Start Date

6-5-2017 2:45 PM

End Date

6-5-2017 3:00 PM

Location

Miller Hall

Share

COinS
 
May 6th, 2:45 PM May 6th, 3:00 PM

A Computational Approach to Studying the Properties of Photosensitizers in Photodynamic Therapy

Miller Hall

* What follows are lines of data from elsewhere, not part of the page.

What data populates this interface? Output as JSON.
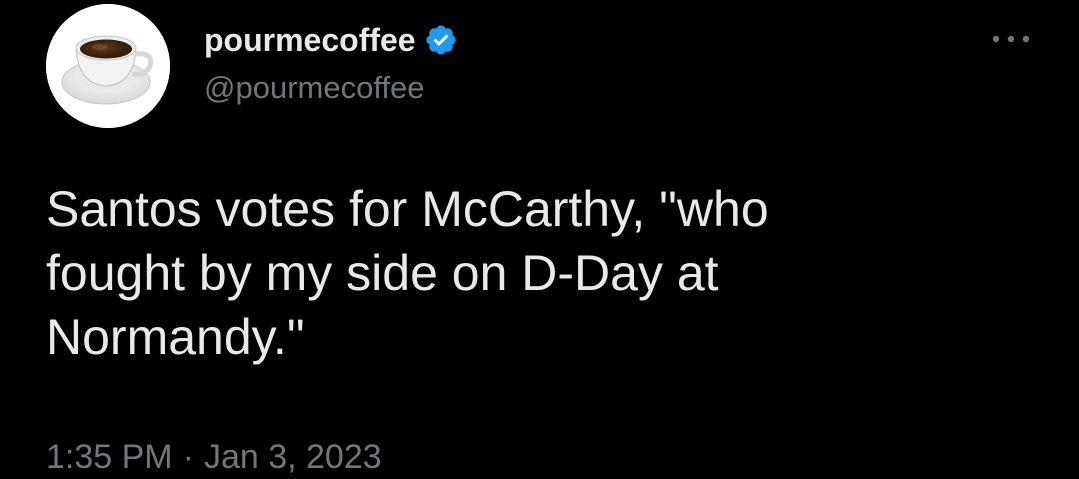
{
  "author": {
    "display_name": "pourmecoffee",
    "handle": "@pourmecoffee",
    "verified": true,
    "avatar_icon": "coffee-cup-icon",
    "verified_color": "#1d9bf0"
  },
  "tweet": {
    "text": "Santos votes for McCarthy, \"who\nfought by my side on D-Day at\nNormandy.\"",
    "time": "1:35 PM",
    "separator": "·",
    "date": "Jan 3, 2023"
  },
  "more_icon": "more-horizontal-icon",
  "colors": {
    "background": "#000000",
    "primary_text": "#e7e9ea",
    "secondary_text": "#71767b"
  }
}
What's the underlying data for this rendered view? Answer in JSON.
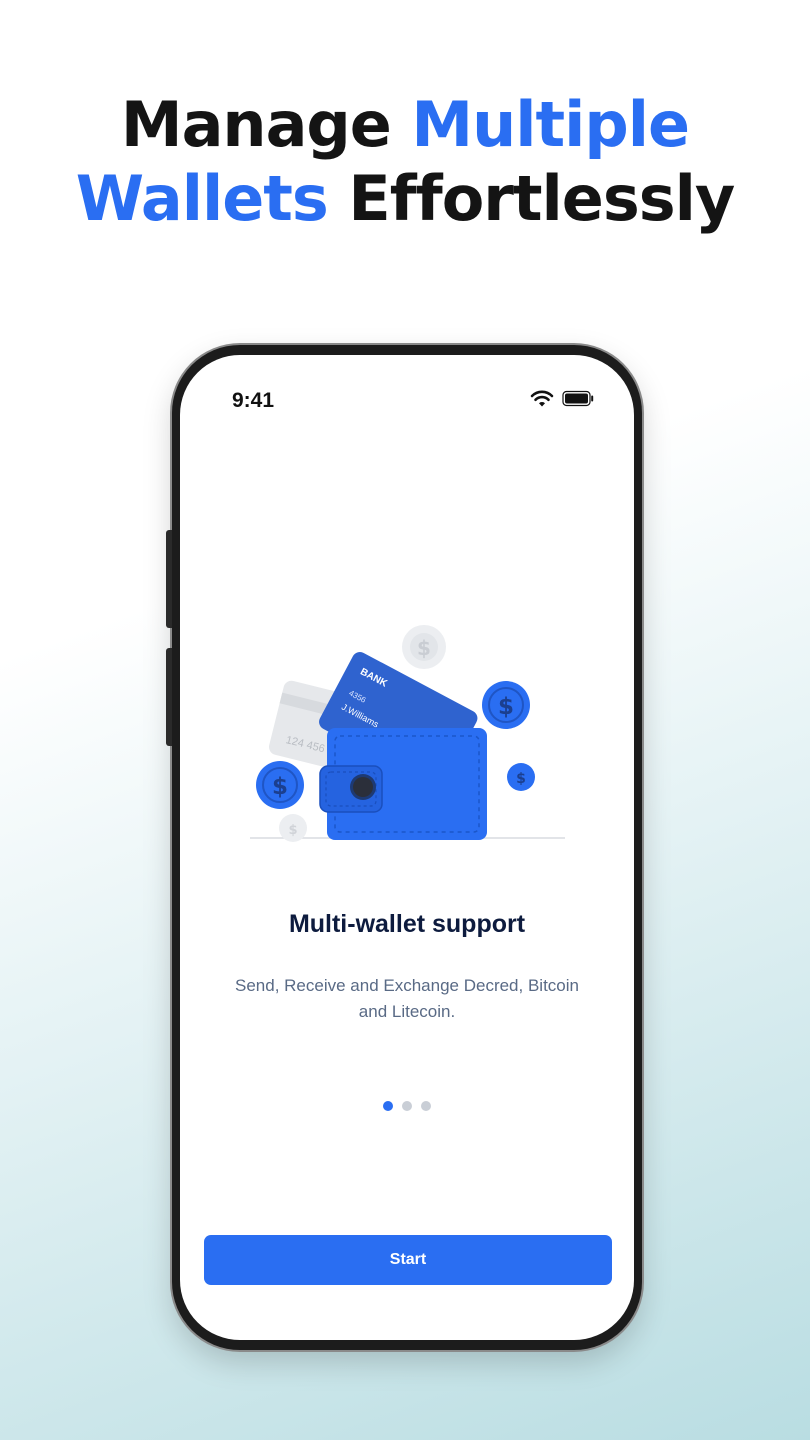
{
  "headline": {
    "line1_plain": "Manage ",
    "line1_accent": "Multiple",
    "line2_accent": "Wallets",
    "line2_plain": " Effortlessly"
  },
  "status_bar": {
    "time": "9:41",
    "icons": [
      "wifi-icon",
      "battery-icon"
    ]
  },
  "illustration": {
    "card_bank_label": "BANK",
    "card_name": "J.Williams",
    "card_number_front": "4356",
    "card_number_back": "124 456",
    "coin_symbol": "$"
  },
  "onboarding": {
    "title": "Multi-wallet support",
    "description": "Send, Receive and Exchange Decred, Bitcoin and Litecoin.",
    "page_count": 3,
    "current_page": 1
  },
  "start_button": {
    "label": "Start"
  },
  "colors": {
    "accent": "#2a6ef2",
    "title": "#0d1b3e",
    "body_text": "#596a85"
  }
}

Cancer has long been a significant problem that has affected our world’s population for years and continues to this day. With the number of cases expected to increase annually there is a societal pressure to find effective treatment methods for eliminating cancer. Current forms of cancer treatment tend to cause detrimental effects to the human body and are usually quite expensive and long lasting, some costing upwards of $30,000 over an 8 week period. A more recently established form of cancer treatment known as photodynamic therapy is an effective treatment option for ridding cancers that lie on or just below the surface of the skin. Photodynamic therapy is usually done as an outpatient procedure, on average costing between $2,500-3,000 and can eliminate all traces of cancer in as little as a single visit. A major drawback to this form of cancer treatment is the lack of efficient photosensitizers, the light absorbing organic compounds which initiates the destruction of cancer cells. Our research is based on establishing a computational strategy for predicting the effectiveness of new photodynamic therapy photosensitizers. We focus our study on a specific photosensitizer from the boron dipyrromethene family of dyes, where we calculate the properties that can be used to classify the performance of a photosensitizer. This study will help future scientists approach the issue of finding top candidates for use as photosensitizers in photodynamic therapy through a rational design process rather than a repetitive trial and error based approach.